◆ Exercise directions
Which lines of the data contain the string "warning"? Copy every one.

◆ Exercise data
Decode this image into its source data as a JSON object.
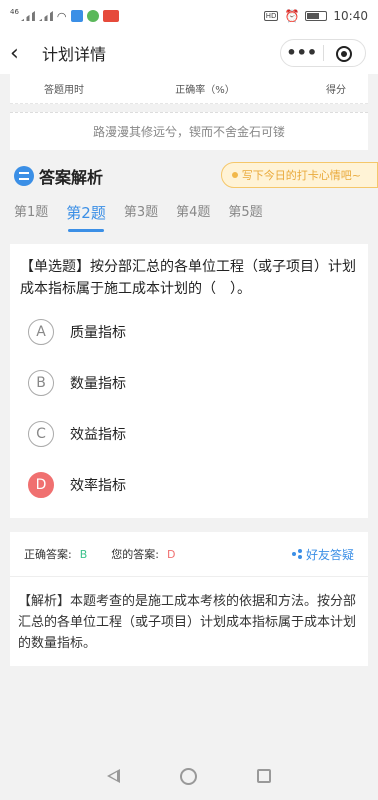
{
  "status_bar": {
    "signal_label": "46",
    "time": "10:40",
    "hd": "HD"
  },
  "header": {
    "back_icon": "chevron-left",
    "title": "计划详情",
    "more_icon": "•••",
    "target_icon": "target"
  },
  "stats": {
    "time_label": "答题用时",
    "accuracy_label": "正确率（%）",
    "score_label": "得分"
  },
  "quote": "路漫漫其修远兮，锲而不舍金石可镂",
  "analysis": {
    "title": "答案解析",
    "mood_button": "写下今日的打卡心情吧~"
  },
  "tabs": [
    {
      "label": "第1题",
      "active": false
    },
    {
      "label": "第2题",
      "active": true
    },
    {
      "label": "第3题",
      "active": false
    },
    {
      "label": "第4题",
      "active": false
    },
    {
      "label": "第5题",
      "active": false
    }
  ],
  "question": {
    "text": "【单选题】按分部汇总的各单位工程（或子项目）计划成本指标属于施工成本计划的（　）。",
    "options": [
      {
        "letter": "A",
        "label": "质量指标"
      },
      {
        "letter": "B",
        "label": "数量指标"
      },
      {
        "letter": "C",
        "label": "效益指标"
      },
      {
        "letter": "D",
        "label": "效率指标"
      }
    ]
  },
  "answer": {
    "correct_label": "正确答案:",
    "correct_value": "B",
    "yours_label": "您的答案:",
    "yours_value": "D",
    "share_label": "好友答疑"
  },
  "explanation": "【解析】本题考查的是施工成本考核的依据和方法。按分部汇总的各单位工程（或子项目）计划成本指标属于成本计划的数量指标。",
  "colors": {
    "accent": "#3b8fe6",
    "correct": "#3cc28c",
    "wrong": "#f07070",
    "mood": "#e9a93a"
  }
}
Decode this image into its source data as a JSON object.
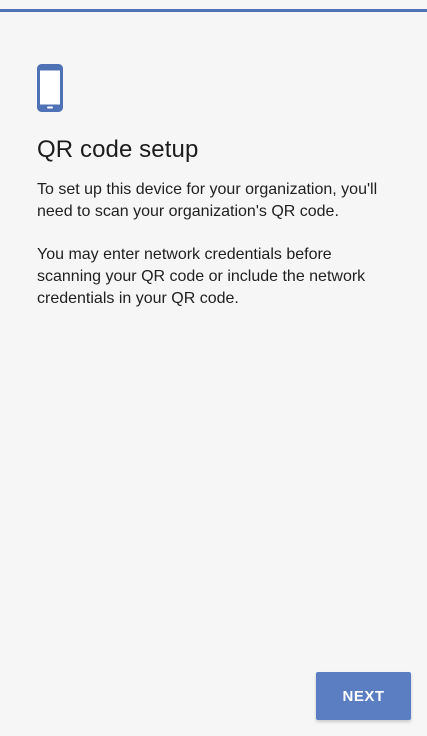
{
  "accent_color": "#4f71b6",
  "header": {
    "icon": "phone-device-icon"
  },
  "main": {
    "title": "QR code setup",
    "paragraphs": [
      "To set up this device for your organization, you'll need to scan your organization's QR code.",
      "You may enter network credentials before scanning your QR code or include the network credentials in your QR code."
    ]
  },
  "footer": {
    "next_label": "NEXT",
    "button_color": "#5b7ec2"
  }
}
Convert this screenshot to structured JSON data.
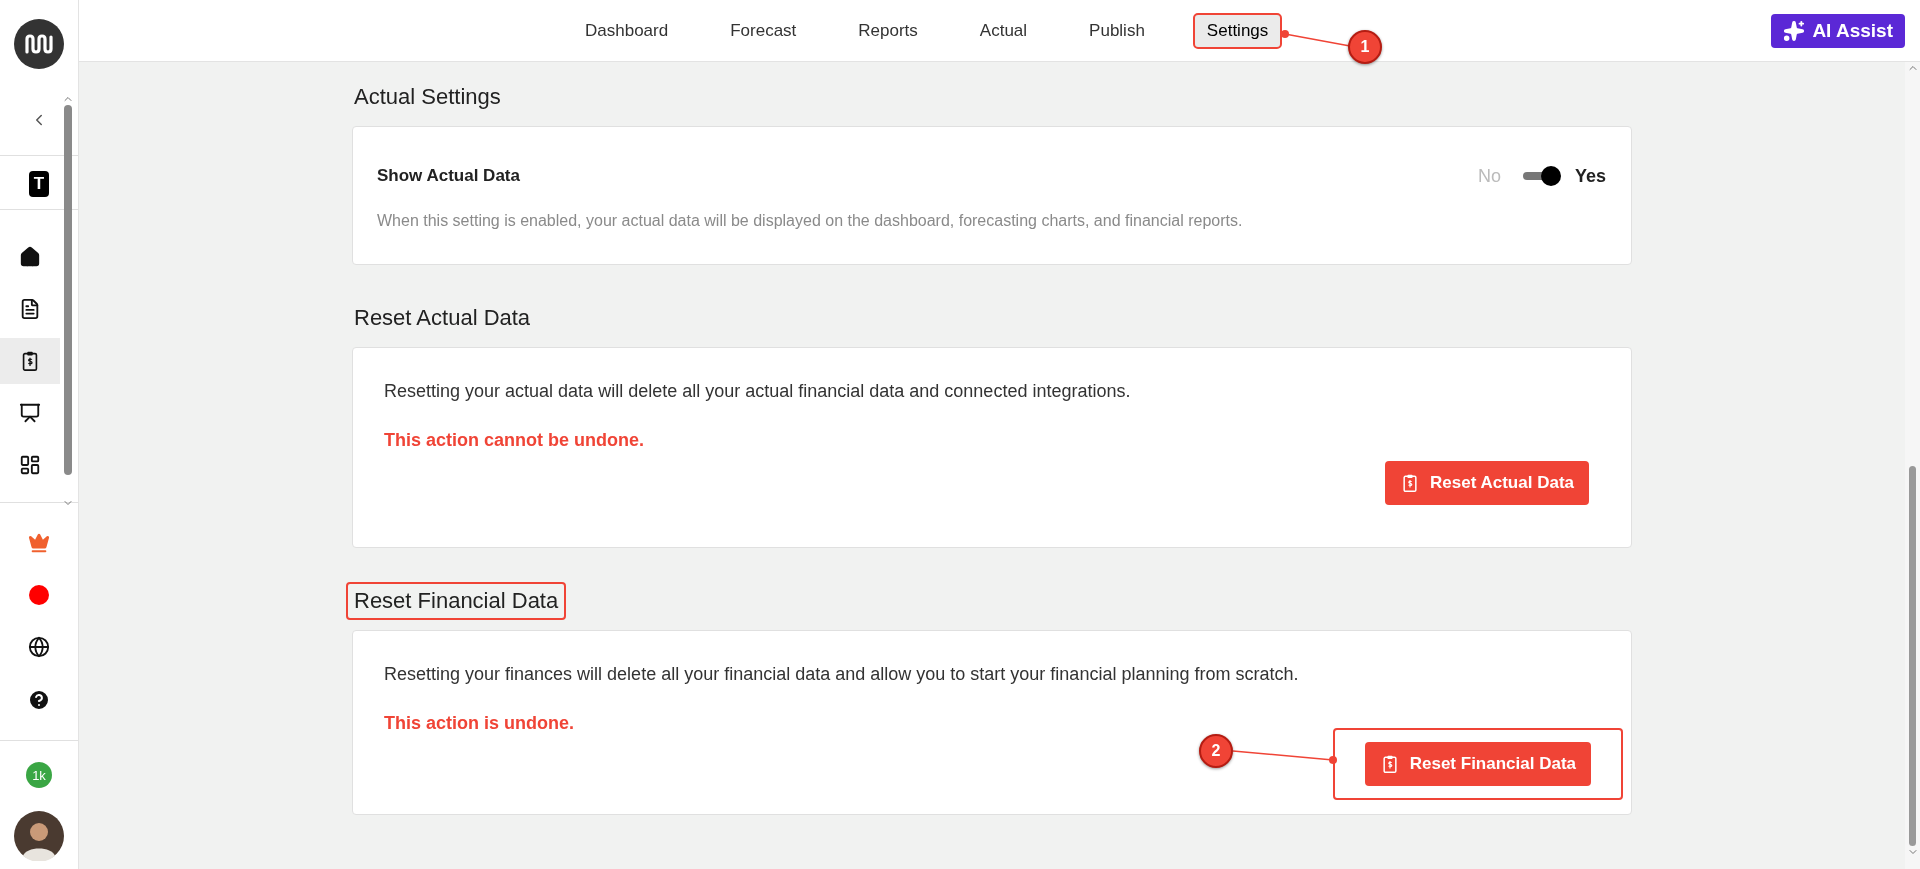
{
  "sidebar": {
    "logo": {
      "kind": "logo"
    },
    "workspace": "T",
    "items": [
      {
        "kind": "home",
        "selected": false
      },
      {
        "kind": "document",
        "selected": false
      },
      {
        "kind": "clipboard",
        "selected": true
      },
      {
        "kind": "presentation",
        "selected": false
      },
      {
        "kind": "layout",
        "selected": false
      }
    ],
    "extras": [
      {
        "kind": "crown"
      },
      {
        "kind": "record"
      },
      {
        "kind": "globe"
      },
      {
        "kind": "help"
      }
    ],
    "badge": "1k"
  },
  "nav": {
    "tabs": [
      {
        "label": "Dashboard",
        "selected": false,
        "highlighted": false
      },
      {
        "label": "Forecast",
        "selected": false,
        "highlighted": false
      },
      {
        "label": "Reports",
        "selected": false,
        "highlighted": false
      },
      {
        "label": "Actual",
        "selected": false,
        "highlighted": false
      },
      {
        "label": "Publish",
        "selected": false,
        "highlighted": false
      },
      {
        "label": "Settings",
        "selected": true,
        "highlighted": true
      }
    ],
    "assist_button": "AI Assist"
  },
  "sections": [
    {
      "kind": "toggle",
      "title": "Actual Settings",
      "highlighted": false,
      "setting": {
        "label": "Show Actual Data",
        "off_label": "No",
        "on_label": "Yes",
        "on": true,
        "description": "When this setting is enabled, your actual data will be displayed on the dashboard, forecasting charts, and financial reports."
      }
    },
    {
      "kind": "reset",
      "title": "Reset Actual Data",
      "highlighted": false,
      "text": "Resetting your actual data will delete all your actual financial data and connected integrations.",
      "warning": "This action cannot be undone.",
      "button": {
        "label": "Reset Actual Data",
        "highlighted": false
      }
    },
    {
      "kind": "reset",
      "title": "Reset Financial Data",
      "highlighted": true,
      "text": "Resetting your finances will delete all your financial data and allow you to start your financial planning from scratch.",
      "warning": "This action is undone.",
      "button": {
        "label": "Reset Financial Data",
        "highlighted": true
      }
    }
  ],
  "annotations": [
    {
      "number": "1"
    },
    {
      "number": "2"
    }
  ]
}
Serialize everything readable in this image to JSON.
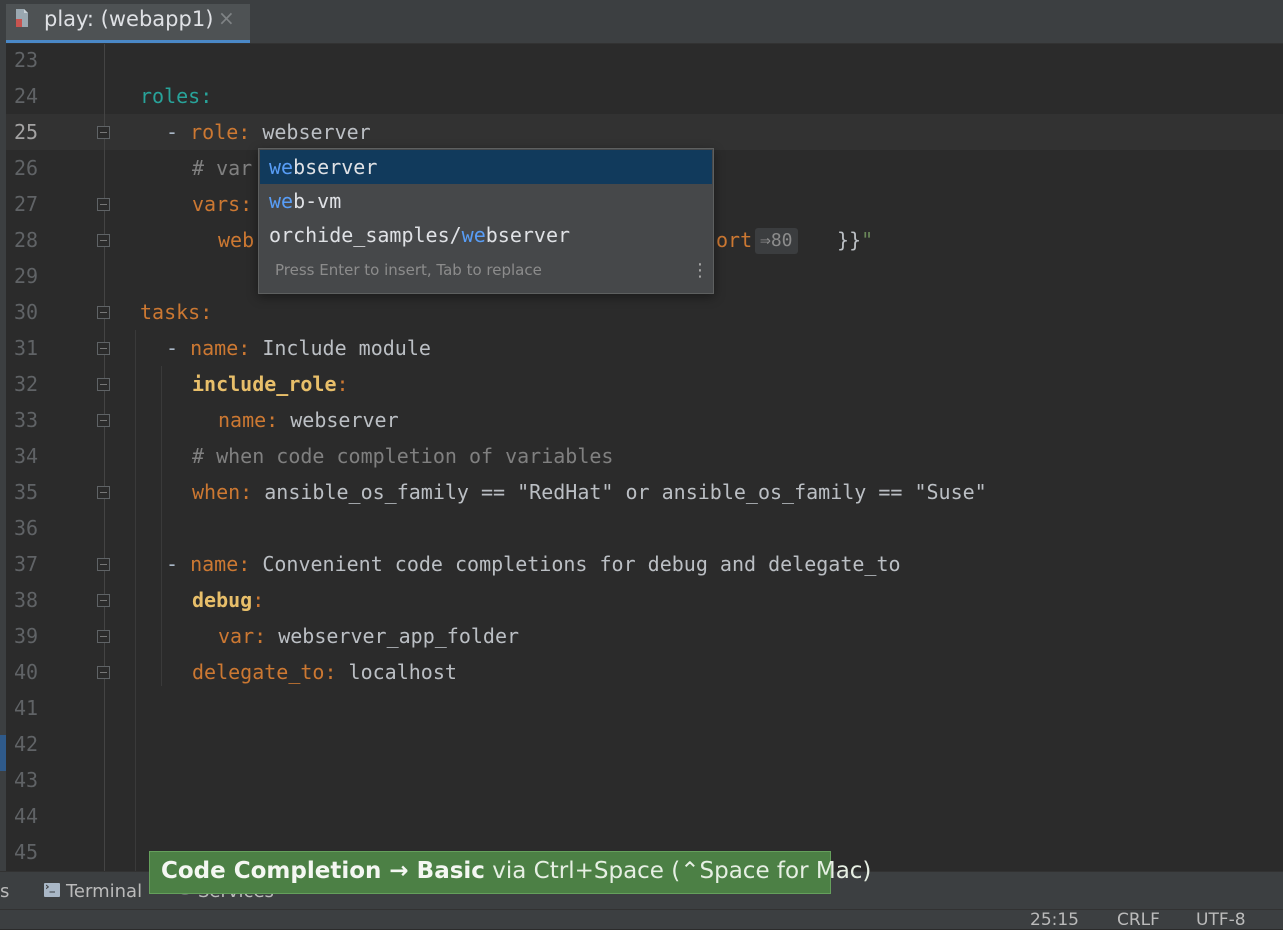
{
  "tab": {
    "title": "play: (webapp1)",
    "close": "×",
    "icon": "yaml-play-file-icon"
  },
  "editor": {
    "line_numbers": [
      "23",
      "24",
      "25",
      "26",
      "27",
      "28",
      "29",
      "30",
      "31",
      "32",
      "33",
      "34",
      "35",
      "36",
      "37",
      "38",
      "39",
      "40",
      "41",
      "42",
      "43",
      "44",
      "45"
    ],
    "current_line": "25",
    "lines": {
      "l24": {
        "key": "roles",
        "colon": ":"
      },
      "l25": {
        "dash": "- ",
        "key": "role",
        "colon": ":",
        "value": " webserver"
      },
      "l26": {
        "comment": "# var"
      },
      "l27": {
        "key": "vars",
        "colon": ":"
      },
      "l28a": {
        "text": "web"
      },
      "l28b": {
        "text": "ort",
        "tail": " }}",
        "quote": "\""
      },
      "l30": {
        "key": "tasks",
        "colon": ":"
      },
      "l31": {
        "dash": "- ",
        "key": "name",
        "colon": ":",
        "value": " Include module"
      },
      "l32": {
        "key": "include_role",
        "colon": ":"
      },
      "l33": {
        "key": "name",
        "colon": ":",
        "value": " webserver"
      },
      "l34": {
        "comment": "# when code completion of variables"
      },
      "l35": {
        "key": "when",
        "colon": ":",
        "value": " ansible_os_family == \"RedHat\" or ansible_os_family == \"Suse\""
      },
      "l37": {
        "dash": "- ",
        "key": "name",
        "colon": ":",
        "value": " Convenient code completions for debug and delegate_to"
      },
      "l38": {
        "key": "debug",
        "colon": ":"
      },
      "l39": {
        "key": "var",
        "colon": ":",
        "value": " webserver_app_folder"
      },
      "l40": {
        "key": "delegate_to",
        "colon": ":",
        "value": " localhost"
      }
    },
    "inline_hint": "⇒80"
  },
  "completion": {
    "items": [
      {
        "match": "we",
        "rest": "bserver",
        "prefix": "",
        "selected": true
      },
      {
        "match": "we",
        "rest": "b-vm",
        "prefix": "",
        "selected": false
      },
      {
        "match": "we",
        "rest": "bserver",
        "prefix": "orchide_samples/",
        "selected": false
      }
    ],
    "hint": "Press Enter to insert, Tab to replace",
    "menu_glyph": "⋮"
  },
  "bottom_toolbar": {
    "left_cut": "s",
    "terminal": "Terminal",
    "services": "Services"
  },
  "statusbar": {
    "position": "25:15",
    "line_ending": "CRLF",
    "encoding": "UTF-8"
  },
  "banner": {
    "bold": "Code Completion → Basic",
    "rest": " via Ctrl+Space (⌃Space for Mac)"
  },
  "colors": {
    "accent": "#4a88c7",
    "selection": "#113a5c",
    "banner": "#4c8045"
  }
}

◆ Answer box
      "warning": "This action cannot be undone.",
      "warning": "This action is undone.",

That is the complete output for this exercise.